Like Romney, I’ve not seen the other two films; unlike Romney, I think the film is a little gem. I’m quite a fan of Romney’s criticism, but find myself in more-or-less total disagreement with his review.
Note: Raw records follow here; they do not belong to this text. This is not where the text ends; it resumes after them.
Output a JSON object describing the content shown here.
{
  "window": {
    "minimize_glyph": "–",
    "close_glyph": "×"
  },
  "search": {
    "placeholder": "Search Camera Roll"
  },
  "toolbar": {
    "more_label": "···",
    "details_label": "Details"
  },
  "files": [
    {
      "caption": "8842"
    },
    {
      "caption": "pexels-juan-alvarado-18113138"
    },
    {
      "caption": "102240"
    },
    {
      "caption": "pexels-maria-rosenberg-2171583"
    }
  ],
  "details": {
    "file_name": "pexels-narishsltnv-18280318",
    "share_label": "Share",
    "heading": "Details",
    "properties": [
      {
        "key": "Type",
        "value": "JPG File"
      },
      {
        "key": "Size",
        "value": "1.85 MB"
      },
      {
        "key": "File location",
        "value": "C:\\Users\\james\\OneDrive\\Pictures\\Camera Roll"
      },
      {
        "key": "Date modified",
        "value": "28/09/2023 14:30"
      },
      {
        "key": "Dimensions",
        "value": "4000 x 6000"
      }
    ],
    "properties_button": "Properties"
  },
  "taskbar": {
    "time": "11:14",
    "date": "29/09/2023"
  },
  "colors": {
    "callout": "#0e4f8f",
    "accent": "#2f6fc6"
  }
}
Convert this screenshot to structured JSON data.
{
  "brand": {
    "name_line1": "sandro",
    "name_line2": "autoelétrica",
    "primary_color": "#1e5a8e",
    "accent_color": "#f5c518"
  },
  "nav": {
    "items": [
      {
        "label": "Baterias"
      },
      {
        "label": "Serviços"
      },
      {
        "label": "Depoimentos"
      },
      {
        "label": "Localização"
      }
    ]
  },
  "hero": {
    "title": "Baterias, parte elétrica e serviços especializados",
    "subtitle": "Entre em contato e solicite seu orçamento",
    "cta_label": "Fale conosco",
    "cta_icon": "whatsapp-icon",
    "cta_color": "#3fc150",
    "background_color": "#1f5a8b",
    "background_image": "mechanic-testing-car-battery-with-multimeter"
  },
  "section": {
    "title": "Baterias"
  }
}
He says that:-
It is not immediately obvious from a surface description why, for example, Michelangelo Frammartino’s recent Le Quattro Volte is a coherent and innovative piece of work [note: I certainly do agree about his description of the superb Volte] while another rural drama, Semih Kaplanoglu’s Honey (Bal), despite its slow pacing, detachment and ascetically sparse dialogue, feels not merely academic but also rather softcore.
The film’s delicacy and reserve often feel flat and bloodless.
My reaction to the film is entirely different, but I feel my strongest reaction against the review must be reserved for Romney’s final paragraph, which includes:-
Finally … Honey suffers from having a juvenile lead… The boy lacks the naturalness that makes for truly striking screen presence.
The film is so strongly routed in the boy’s point of view that it does stand or fall on his performance: I find it totally convincing and completely natural.
David Jenkins’ review in Time Out is closer to my sense of the film:-
Like countryman and fellow director Nuri Bilge Ceylan, Semih Kaplanoglu possesses a keen eye for ravishing pictorial beauty, especially when it comes to locating a quiet majesty in the Turkish lansdscape that somehow evokes and distils a sense of unease. ‘Honey’ is his latest work, a precise and psychologically involving Oedipal drama.
He particularly notes something which struck me in particular when rewatching the film (on DVD):-
Filming in long, meticulously sculpted takes, Kaplanoglu is especially good at emphasising elements within the frame with inventive use of focus and the positioning of the camera.
Peter Bradshaw, reviewing in The Guardian, also eloquently articulates some of my own feelings about Bal:-
[A] contemplative and compassionate movie. It is a film whose unhurried pace must be allowed to grow on you, but once it has, there is something engrossing about the tragedy unfurling slowly and indirectly before our eyes. Some of the images Kaplanoglu finds are superb: a forest, a mountainside, a rippling, pulsing moon reflected in a pool of water. It is poetic film-making.